NATO Secretary-General hails "practical results" of Russia-NATO Council
MOSCOW, May 13 (AFP) - NATO Secretary General George Robertson on Tuesday hailed a successful first year for a Russia-NATO Council which he said had achieved "important practical results" since drawing up its agenda in Rome in May 2002.
Russia and the Atlantic alliance had worked together on "an agenda of solid concrete and productive cooperation," Robertson said after the first working session of the council, which met in the Russian capital for the first time.
The NATO official also held Kremlin talks with President Vladimir Putin, during which he condemned Monday's suicide bomb attack on a government building in Chechnya in which at least 54 people died.
"This event has further convinced us that we must fight more strongly against terrorism," Robertson told Putin, as quoted by the Interfax news agency.
Areas in which cooperation between Russia and its former Cold War adversary has improved include the campaign against terrorism, peacekeeping operations and the evaluation of threats of proliferation of weapons of mass destruction, particularly nuclear weapons, Robertson said after the working session.
In particular, theatre anti-missile defence was "maybe the flagship programme in the NATO-Russia council," he said.
"About a year and a half ago this was regarded as one of the most divisive issues.

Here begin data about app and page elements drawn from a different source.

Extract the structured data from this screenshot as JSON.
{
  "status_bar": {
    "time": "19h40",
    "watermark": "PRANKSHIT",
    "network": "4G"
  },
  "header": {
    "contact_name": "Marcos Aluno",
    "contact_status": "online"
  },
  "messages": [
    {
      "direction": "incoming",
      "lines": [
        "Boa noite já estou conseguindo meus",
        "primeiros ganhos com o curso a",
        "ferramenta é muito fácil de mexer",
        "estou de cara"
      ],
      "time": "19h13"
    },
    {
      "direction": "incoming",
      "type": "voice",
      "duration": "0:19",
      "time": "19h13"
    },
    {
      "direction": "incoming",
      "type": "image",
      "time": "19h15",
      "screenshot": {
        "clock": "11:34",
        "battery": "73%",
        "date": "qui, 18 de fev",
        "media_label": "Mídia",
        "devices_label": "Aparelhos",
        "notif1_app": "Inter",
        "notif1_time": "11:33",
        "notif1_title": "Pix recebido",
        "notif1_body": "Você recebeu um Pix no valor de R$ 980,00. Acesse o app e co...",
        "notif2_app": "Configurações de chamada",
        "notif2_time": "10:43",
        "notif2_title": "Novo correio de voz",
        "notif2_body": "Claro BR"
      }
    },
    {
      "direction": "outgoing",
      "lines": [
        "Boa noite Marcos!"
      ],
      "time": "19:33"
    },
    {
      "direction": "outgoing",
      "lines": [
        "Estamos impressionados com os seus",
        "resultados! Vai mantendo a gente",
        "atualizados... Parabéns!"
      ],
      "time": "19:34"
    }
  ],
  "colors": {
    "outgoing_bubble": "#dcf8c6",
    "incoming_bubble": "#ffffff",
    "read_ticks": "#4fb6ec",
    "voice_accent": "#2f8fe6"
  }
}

Since then we have taken into account the propositions of Russia, the United States and the European Union on the subject."
Flanked by Russian Foreign Minister Igor Ivanov and Defence Minister Sergei Ivanov, Robertson noted that "NATO and Russia need one another more than at any time."
Moscow is hoping that the meeting of the ambassadors of the 19 NATO members and its own representative will consolidate its ties with the Atlantic Alliance.
The council was created in Rome in May last year and has previously always met in Brussels.
The talks are expected to pave the way for a meeting at foreign minister level scheduled for Madrid next month.
The Moscow meeting dwelt at length on the situation in Afghanistan, which Robertson described as a subject of worldwide concern.
NATO "can help the stabilisation force in Kabul, and it will be doing more to help Germany and Canada when they are heading the force next June. There is a fear that a new outbreak of violence could spill in the region," Robertson said.
Although Iraq did not feature specifically on the agenda, Robertson noted that the Atlantic alliance had "recovered more quickly from the bruising discussions on Iraq" that have damaged other international bodies.
Foreign Minister Ivanov said the Russia-NATO Council's objective should be to "achieve a security architecture of the Euro-Atlantic type," with a stress on multilateral arrangements.
However "the priority must repose with the United Nations, which has a central role in ensuring world security," he said.
Ivanov voiced concern at the continuing delay in ratification of the Conventional Forces in Europe (CFE) treaty, "and the deployment of armed forces in new NATO member states."
His comments appeared to target the Baltic states Estonia, Latvia and Lithuania, which cannot be admitted to the CFE treaty until it has been ratified by its original signatories, but which have signed up to join the Atlantic alliance, possibly by 2004.
If the revised CFE treaty is not ratified by May 2004, "a gap could appear between geopolitical reality and arms control norms in Europe," Ivanov said.
Robertson noted, however, that the Baltic states, along with Slovenia which is in a similar position, had expressed willingness to sign up to the CFE treaty in its revised form.
The NATO official was due to fly later to Georgia, to be followed by visits to Armenia and Azerbaijan.